If the Prospectus is in contravention to the section 26 of the Act, it will be
considered invalid, and the company will be liable for fine under section 26(9)
for Rs. 50,000 to Rs. 3, 00,000. If any person becomes aware of such Prospectus
after knowing the fact that such Prospectus is being issued in contravention of
section 26 then he is punishable with the following penal provisions.
Imprisonment up to a term of 3 years, or
Fine of more than Rs. 50,000 not exceeding Rs. 3,00,000
Types of Prospectus:
- Red Herring Prospectus
- Shelf Prospectus
- Abridged Prospectus
- Deemed Prospectus
- Red Herring Prospectus
Red Herring Prospectus
The Red Herring Prospectus does not include the full particulars of the price of
securities. A company planning to make an offer of securities can issue a red
herring Prospectus before the issue of the Prospectus. The companies file the
red herring Prospectus with the ROC at least 3 days before the opening the
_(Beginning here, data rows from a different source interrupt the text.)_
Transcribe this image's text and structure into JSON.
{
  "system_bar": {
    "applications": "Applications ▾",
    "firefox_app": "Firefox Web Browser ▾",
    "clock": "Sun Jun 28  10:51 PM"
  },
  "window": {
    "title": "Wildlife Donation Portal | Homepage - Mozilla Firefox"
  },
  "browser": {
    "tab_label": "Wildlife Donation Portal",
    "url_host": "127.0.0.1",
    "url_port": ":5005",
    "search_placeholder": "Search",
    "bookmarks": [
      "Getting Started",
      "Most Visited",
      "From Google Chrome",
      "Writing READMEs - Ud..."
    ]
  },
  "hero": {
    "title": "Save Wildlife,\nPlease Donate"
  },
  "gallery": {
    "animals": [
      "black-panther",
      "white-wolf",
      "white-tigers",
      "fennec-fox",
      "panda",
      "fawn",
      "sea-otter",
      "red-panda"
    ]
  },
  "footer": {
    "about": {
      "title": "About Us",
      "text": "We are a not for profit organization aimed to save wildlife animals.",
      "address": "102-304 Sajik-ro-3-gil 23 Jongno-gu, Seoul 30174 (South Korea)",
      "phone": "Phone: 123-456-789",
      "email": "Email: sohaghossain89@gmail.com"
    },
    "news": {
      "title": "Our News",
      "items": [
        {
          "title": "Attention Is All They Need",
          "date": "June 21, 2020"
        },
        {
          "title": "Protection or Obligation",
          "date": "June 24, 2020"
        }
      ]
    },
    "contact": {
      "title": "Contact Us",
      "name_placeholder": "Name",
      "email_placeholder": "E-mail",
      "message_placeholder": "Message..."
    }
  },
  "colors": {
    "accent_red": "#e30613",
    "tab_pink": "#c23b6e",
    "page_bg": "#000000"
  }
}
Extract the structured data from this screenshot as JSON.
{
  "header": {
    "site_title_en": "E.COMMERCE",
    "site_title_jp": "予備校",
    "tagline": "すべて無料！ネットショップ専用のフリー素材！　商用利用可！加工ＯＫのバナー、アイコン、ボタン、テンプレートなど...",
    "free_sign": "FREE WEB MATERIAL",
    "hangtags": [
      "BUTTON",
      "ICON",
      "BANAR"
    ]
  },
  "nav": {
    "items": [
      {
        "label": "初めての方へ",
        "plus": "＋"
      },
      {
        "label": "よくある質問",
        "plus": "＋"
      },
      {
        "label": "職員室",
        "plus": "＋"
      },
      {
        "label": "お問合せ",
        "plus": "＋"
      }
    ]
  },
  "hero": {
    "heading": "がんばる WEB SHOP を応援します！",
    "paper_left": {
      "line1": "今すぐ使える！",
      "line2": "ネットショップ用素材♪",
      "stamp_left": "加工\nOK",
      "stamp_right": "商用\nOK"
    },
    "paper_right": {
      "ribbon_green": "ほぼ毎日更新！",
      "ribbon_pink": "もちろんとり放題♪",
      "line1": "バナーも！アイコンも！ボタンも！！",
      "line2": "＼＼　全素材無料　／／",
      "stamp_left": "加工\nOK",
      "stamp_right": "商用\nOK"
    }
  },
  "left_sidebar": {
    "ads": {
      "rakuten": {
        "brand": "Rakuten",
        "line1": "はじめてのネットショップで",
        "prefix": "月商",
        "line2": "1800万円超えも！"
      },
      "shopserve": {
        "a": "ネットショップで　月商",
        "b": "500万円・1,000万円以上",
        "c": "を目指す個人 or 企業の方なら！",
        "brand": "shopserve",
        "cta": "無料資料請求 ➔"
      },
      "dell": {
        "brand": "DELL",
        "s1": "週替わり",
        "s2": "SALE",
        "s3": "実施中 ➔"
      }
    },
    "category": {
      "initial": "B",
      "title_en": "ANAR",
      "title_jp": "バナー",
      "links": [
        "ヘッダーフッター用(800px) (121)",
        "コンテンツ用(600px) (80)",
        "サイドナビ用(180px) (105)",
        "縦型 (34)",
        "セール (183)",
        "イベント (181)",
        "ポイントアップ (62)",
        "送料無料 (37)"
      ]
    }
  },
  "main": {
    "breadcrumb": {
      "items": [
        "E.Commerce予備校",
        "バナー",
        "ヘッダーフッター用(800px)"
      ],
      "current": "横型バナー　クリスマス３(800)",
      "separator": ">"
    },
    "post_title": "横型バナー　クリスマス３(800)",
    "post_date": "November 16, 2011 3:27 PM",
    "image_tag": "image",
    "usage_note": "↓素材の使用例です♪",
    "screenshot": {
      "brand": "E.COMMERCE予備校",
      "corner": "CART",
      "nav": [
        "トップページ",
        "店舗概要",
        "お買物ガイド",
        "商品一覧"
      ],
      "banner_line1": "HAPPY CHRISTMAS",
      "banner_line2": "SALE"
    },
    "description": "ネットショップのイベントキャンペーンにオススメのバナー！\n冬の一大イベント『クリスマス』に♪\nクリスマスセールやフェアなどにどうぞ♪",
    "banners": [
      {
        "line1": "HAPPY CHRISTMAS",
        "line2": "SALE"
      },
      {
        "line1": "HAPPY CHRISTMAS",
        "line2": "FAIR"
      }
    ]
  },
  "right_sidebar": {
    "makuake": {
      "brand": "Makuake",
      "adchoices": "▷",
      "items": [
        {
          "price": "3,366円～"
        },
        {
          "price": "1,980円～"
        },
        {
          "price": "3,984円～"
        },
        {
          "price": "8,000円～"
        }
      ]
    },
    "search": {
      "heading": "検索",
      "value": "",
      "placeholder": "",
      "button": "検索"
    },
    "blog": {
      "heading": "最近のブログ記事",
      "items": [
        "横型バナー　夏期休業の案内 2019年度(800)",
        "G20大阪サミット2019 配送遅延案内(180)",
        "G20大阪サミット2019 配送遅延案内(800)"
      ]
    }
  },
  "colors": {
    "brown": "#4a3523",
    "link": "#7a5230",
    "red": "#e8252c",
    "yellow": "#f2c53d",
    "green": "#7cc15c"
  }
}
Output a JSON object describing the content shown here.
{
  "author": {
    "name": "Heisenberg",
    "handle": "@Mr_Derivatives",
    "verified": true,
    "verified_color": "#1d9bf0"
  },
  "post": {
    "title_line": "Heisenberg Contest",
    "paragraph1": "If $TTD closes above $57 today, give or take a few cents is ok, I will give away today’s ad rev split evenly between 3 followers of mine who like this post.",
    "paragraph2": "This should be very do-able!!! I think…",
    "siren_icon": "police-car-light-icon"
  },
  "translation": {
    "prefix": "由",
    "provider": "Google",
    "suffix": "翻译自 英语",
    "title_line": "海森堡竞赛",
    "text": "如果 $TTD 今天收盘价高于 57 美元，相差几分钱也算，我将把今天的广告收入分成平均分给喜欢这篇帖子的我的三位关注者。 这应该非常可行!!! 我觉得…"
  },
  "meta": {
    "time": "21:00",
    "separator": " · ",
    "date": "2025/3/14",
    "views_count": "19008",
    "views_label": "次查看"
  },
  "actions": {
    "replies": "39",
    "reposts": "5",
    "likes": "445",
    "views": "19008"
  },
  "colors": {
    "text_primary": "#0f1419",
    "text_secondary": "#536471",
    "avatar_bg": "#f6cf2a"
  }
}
offer. The obligations of this are similar to that of any of the Prospectus. The
variations in the red herring Prospectus from the other Prospectus are
While closing an offer, the companies file the Prospectus with the ROC and
Securities and Exchange Board. It contains the information of the total capital
raised whether, by share capital or debt, the closing price of the offer and the
other details left out in the red herring Prospectus.
The companies file the Shelf Prospectus with the Registrar of Companies at the
first stage of the offer. The first offer indicates a period of validity, which
does not exceed one year from the date of opening the first offer. Moreover, it
does not require a Prospectus for the subsequent offers during the validity
While filing for Shelf Prospectus, the company should also file the information
memorandum. The information memorandum should contain all the material facts of
the created charges, the company's financial position changes. The companies
should file the memorandum within the stipulated time before the issue of the
subsequent offers. The filed information memorandum stays as a Prospectus along
with shelf Prospectus whenever the company makes an offer.
The abridged Prospectus is a summary of a Prospectus filed before the registrar.
It contains all the features of a Prospectus. An abridged Prospectus contains
all the information of the Prospectus in brief so that it should be convenient
and quick for an investor to know all the useful information in short. Section
33(1) of the Companies Act, 2013 also states that when any form for the purchase
of securities of a company is issued, it must be accompanied by an abridged
Prospectus. It contains all the useful and materialistic information so that the
investor can take a rational decision and it also reduces the cost of public
issue of the capital as it is a short form of a Prospectus.
As per Section 25(1) of the Companies Act, 2013, a document will be deemed to be
a Prospectus if the company agrees to allot or offer securities to the public.
The document from which the offer is made to the public for sale is deemed
Prospectus. The document is deemed to be a Prospectus of a company for all
purposes and all the provision of content and liabilities of a Prospectus will
be applied upon it.
Prospectus is a formal legal document that provides details about the company to
general public. It invites investors for investing in the company in the form of
shares, debentures or any other investments. The Prospectus must be registered
and according to the conditions specified in the Act.
Every public company and private company who is converting in public company
issues a Prospectus or the Prospectus is issued on their behalf. It contains
information about management team and financial position of the company. It can
be issued at various stages of public offer. When a company is making a proposal
for an offer of securities, then prior to issuing a Prospectus, it may issue a
red herring Prospectus.
A company can also issue a shelf Prospectus when it has to make an offer one or
more securities or class of securities and then it does not have to issue a
Prospectus before issuing an offer of each security.
Prospectus is an important document from the point of view of both company and
investors hence; it is governed by the Companies Act 2013.